DESCRIPTION OF THE TASK |
Report each line of the entries below that has the word "особи" in it.

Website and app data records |

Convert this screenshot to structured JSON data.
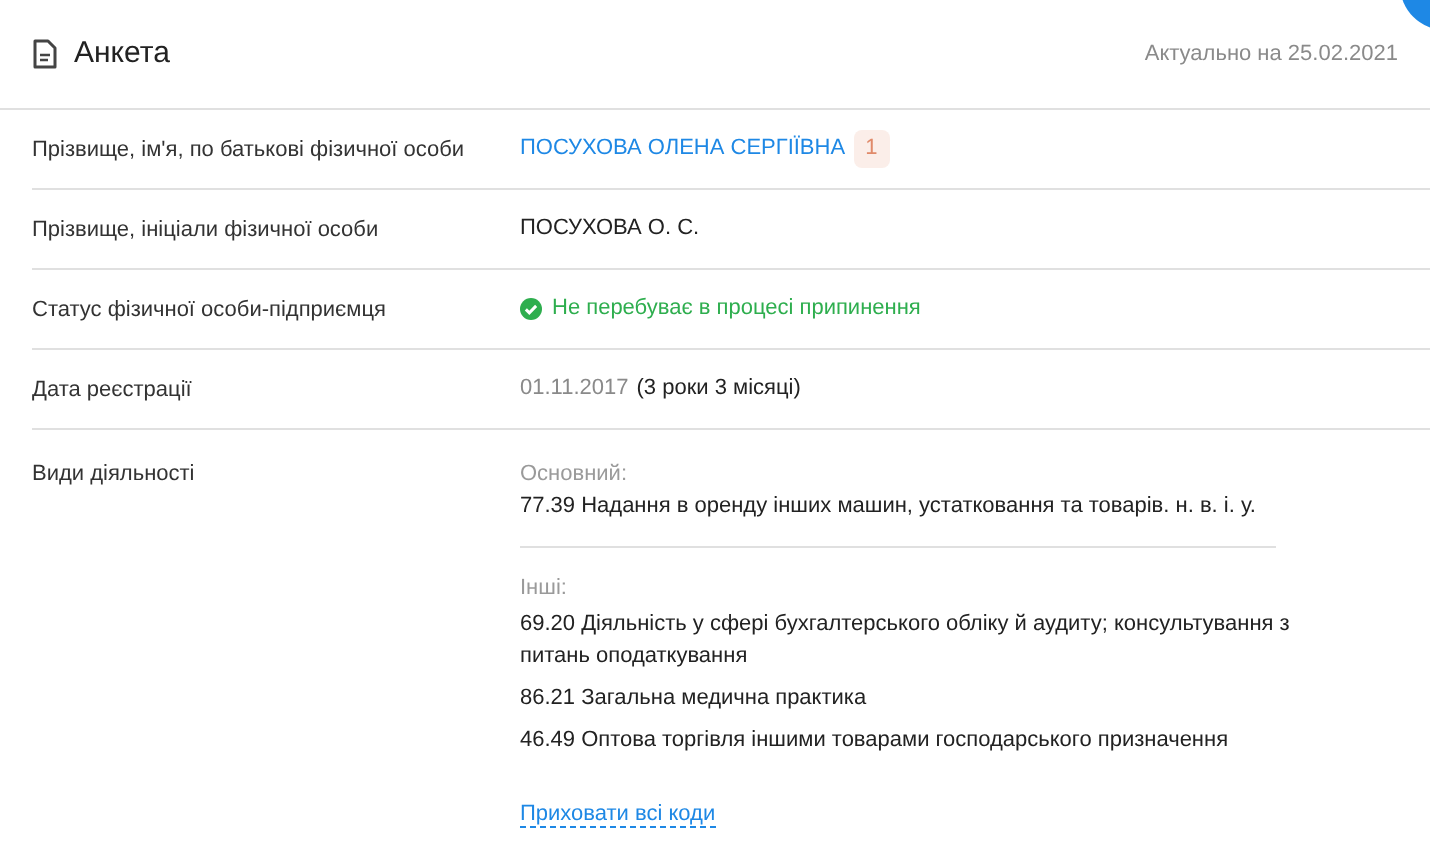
{
  "header": {
    "title": "Анкета",
    "updated": "Актуально на 25.02.2021"
  },
  "rows": [
    {
      "kind": "link",
      "label": "Прізвище, ім'я, по батькові фізичної особи",
      "value": "ПОСУХОВА ОЛЕНА СЕРГІЇВНА",
      "badge": "1"
    },
    {
      "kind": "plain",
      "label": "Прізвище, ініціали фізичної особи",
      "value": "ПОСУХОВА О. С."
    },
    {
      "kind": "status",
      "label": "Статус фізичної особи-підприємця",
      "value": "Не перебуває в процесі припинення"
    },
    {
      "kind": "date",
      "label": "Дата реєстрації",
      "date": "01.11.2017",
      "value": "(3 роки 3 місяці)"
    },
    {
      "kind": "activities",
      "label": "Види діяльності",
      "main_heading": "Основний:",
      "main": [
        "77.39 Надання в оренду інших машин, устатковання та товарів. н. в. і. у."
      ],
      "other_heading": "Інші:",
      "other": [
        "69.20 Діяльність у сфері бухгалтерського обліку й аудиту; консультування з питань оподаткування",
        "86.21 Загальна медична практика",
        "46.49 Оптова торгівля іншими товарами господарського призначення"
      ],
      "toggle": "Приховати всі коди"
    }
  ]
}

ANSWER TO THIS EXERCISE |
      "label": "Прізвище, ім'я, по батькові фізичної особи",
      "label": "Прізвище, ініціали фізичної особи",
      "label": "Статус фізичної особи-підприємця",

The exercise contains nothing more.